The Bloomberg factor

The mainstream media is finally starting to take notice of the Bloomberg factor. Up until now, the former New York mayor’s bid for the Democratic nomination has been virtually ignored. In the past few days, that has changed, I’ve noticed. You’ll likely be hearing a lot more about Bloomberg from here on out.

Michael Bloomberg is arguably a more formidable candidate than any in the Democratic lineup at present. But when your main competition is comprised of Bernie Sanders, Elizabeth Warren, and Joe Biden, that may not be saying much.

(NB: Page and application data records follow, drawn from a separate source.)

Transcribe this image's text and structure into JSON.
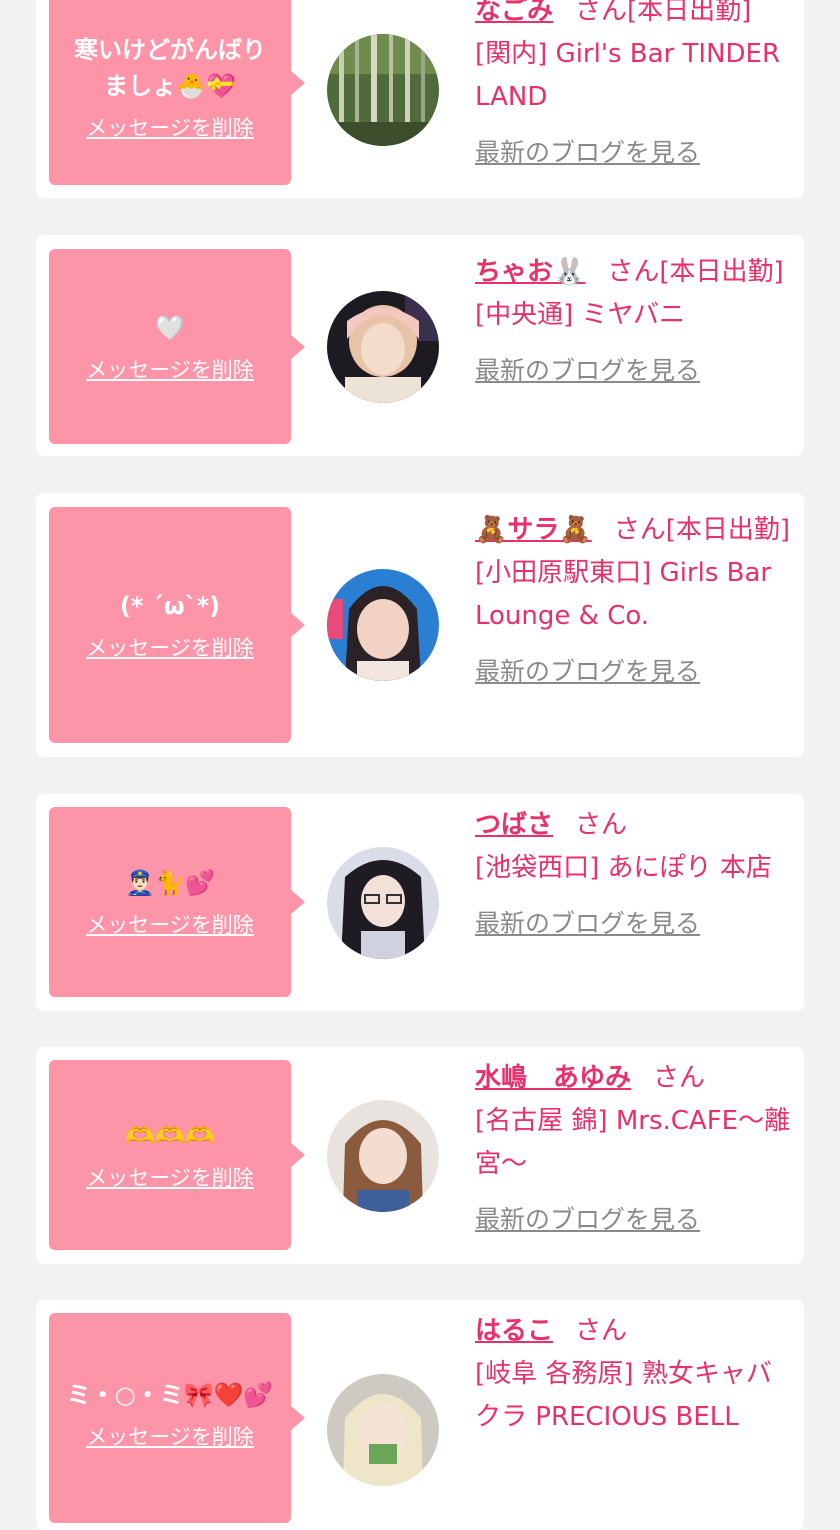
{
  "delete_label": "メッセージを削除",
  "blog_label": "最新のブログを見る",
  "san_label": "さん",
  "colors": {
    "background": "#f2f2f2",
    "card": "#ffffff",
    "bubble": "#fd94a8",
    "accent": "#e8306b",
    "link_gray": "#8a8a8a"
  },
  "items": [
    {
      "message": "寒いけどがんばり\nましょ🐣💝",
      "name": "なごみ",
      "status": "[本日出勤]",
      "shop": "[関内] Girl's Bar TINDER LAND",
      "avatar_icon": "bamboo-forest-photo"
    },
    {
      "message": "🤍",
      "name": "ちゃお🐰",
      "status": "[本日出勤]",
      "shop": "[中央通] ミヤバニ",
      "avatar_icon": "girl-portrait-photo"
    },
    {
      "message": "(* ´ω`*)",
      "name": "🧸サラ🧸",
      "status": "[本日出勤]",
      "shop": "[小田原駅東口] Girls Bar Lounge & Co.",
      "avatar_icon": "girl-portrait-photo"
    },
    {
      "message": "👮🏻‍♂️🐈💕",
      "name": "つばさ",
      "status": "",
      "shop": "[池袋西口] あにぽり 本店",
      "avatar_icon": "girl-portrait-photo"
    },
    {
      "message": "🫶🫶🫶",
      "name": "水嶋　あゆみ",
      "status": "",
      "shop": "[名古屋 錦] Mrs.CAFE〜離宮〜",
      "avatar_icon": "girl-portrait-photo"
    },
    {
      "message": "ミ・○・ミ🎀❤️💕",
      "name": "はるこ",
      "status": "",
      "shop": "[岐阜 各務原]  熟女キャバクラ PRECIOUS BELL",
      "avatar_icon": "girl-portrait-photo"
    }
  ]
}
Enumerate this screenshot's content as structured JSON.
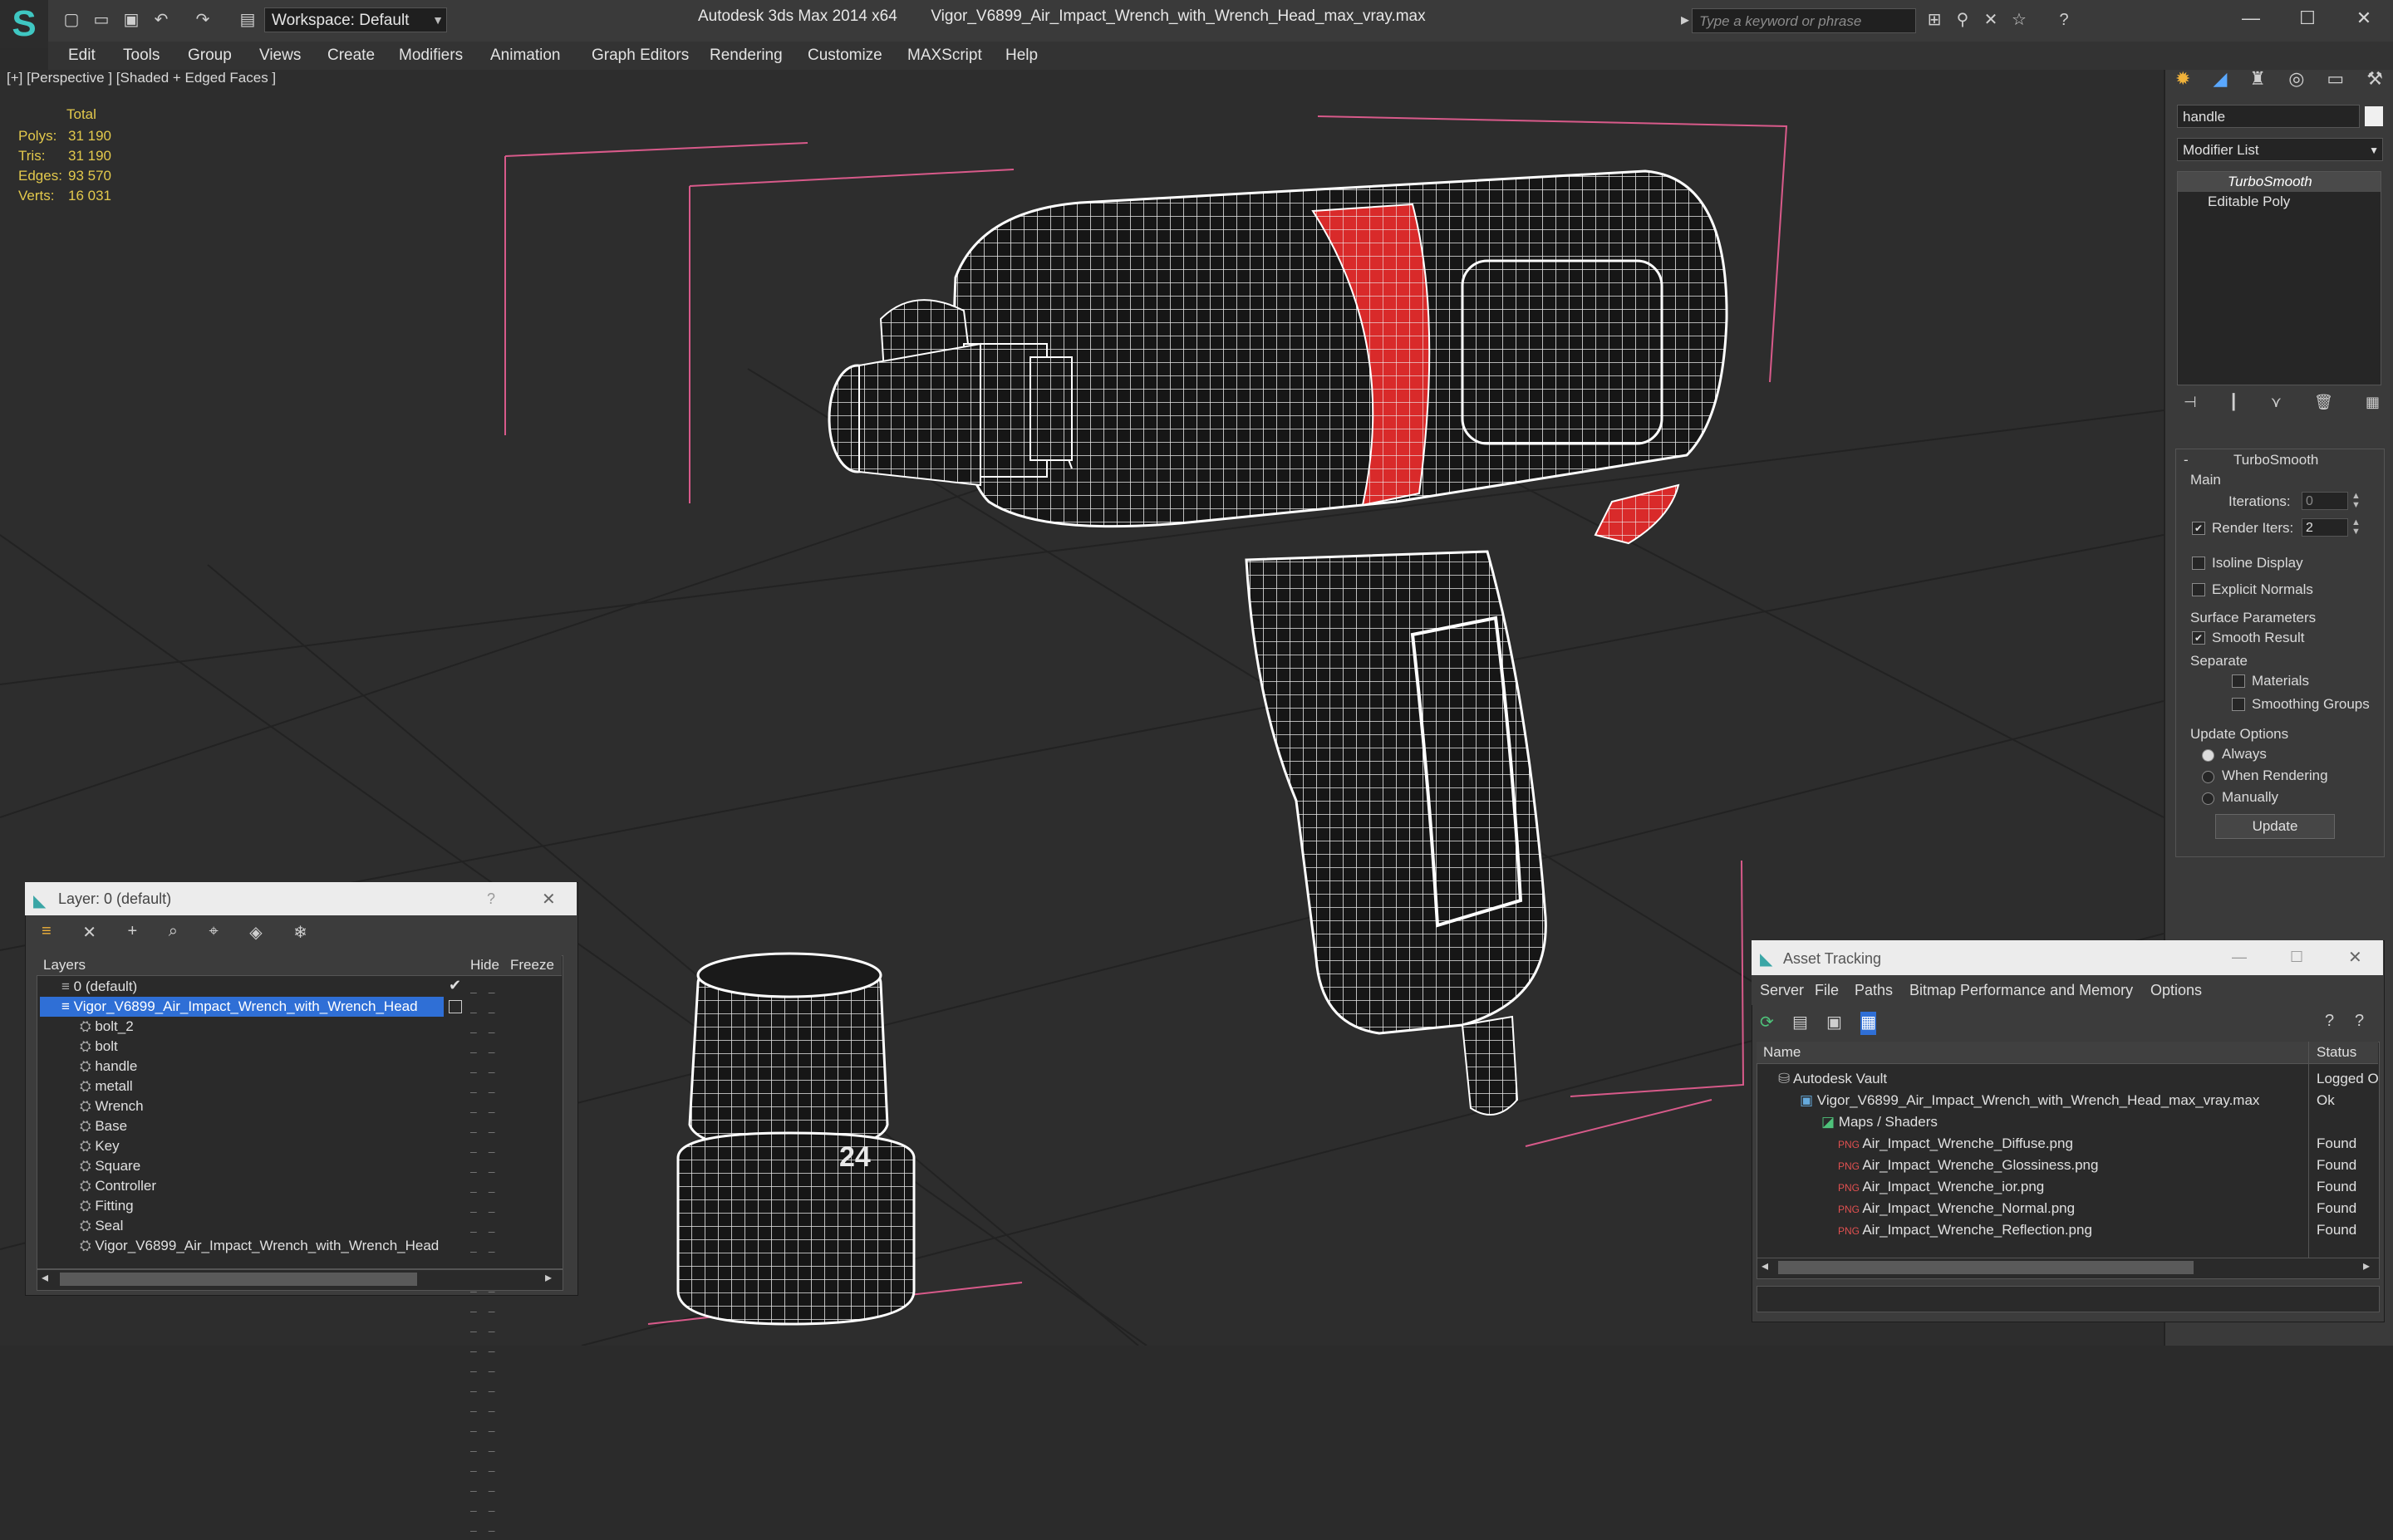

It isn’t impossible to imagine a scenario in which Bloomberg gets the Democratic nomination in a brokered convention. The Democrats don’t have an Obama this time around, or even a Hillary. They’re torn between the risky progressivism of Bernie Sanders, and the least-common-denominator blandness of Joe Biden. It isn’t difficult to make the case: If not Michael Bloomberg, then who?

The political calculus gets trickier, though, in the general election. In his policies and temperament, Michael Bloomberg is neither fish nor fowl. He’s too smart to embrace the moonbat socialist economics of a Bernie Sanders. He knows that the “democratic socialism” currently in vogue within the Democratic Party would bankrupt the country in short order.

At the same time, though, Bloomberg is a nanny state authoritarian who believes that the government—while under his leadership, of course—always knows best. During his tenure as NYC mayor, he famously tried to keep New Yorkers from enjoying “big gulp” sodas. After Jack Wilson stopped a church shooting in Texas with a gun of his own, Bloomberg suggested that the parishioners would have been better off waiting for the police to arrive.

This combination of positions is likely to alienate both Democrats who want free stuff, and Republicans who want individual freedom. Who, exactly, is the Bloomberg voter?

Bloomberg might do well with centrist swing voters and disaffected Republicans who simply don’t like Donald Trump. But that would be achieved at the expense of alienating progressive (i.e., socialist-leaning) Democrats. And hardcore Trump voters are going to dislike Bloomberg from the outset.

Michael Bloomberg’s net worth exceeds $50 billion. He could spend $1 billion of his own money on his campaign, and still be a rich man when it was over.

But the question is: Would he be president-elect at the end of all that? Given the current mood of both parties, a Bloomberg victory in the general election is difficult to imagine.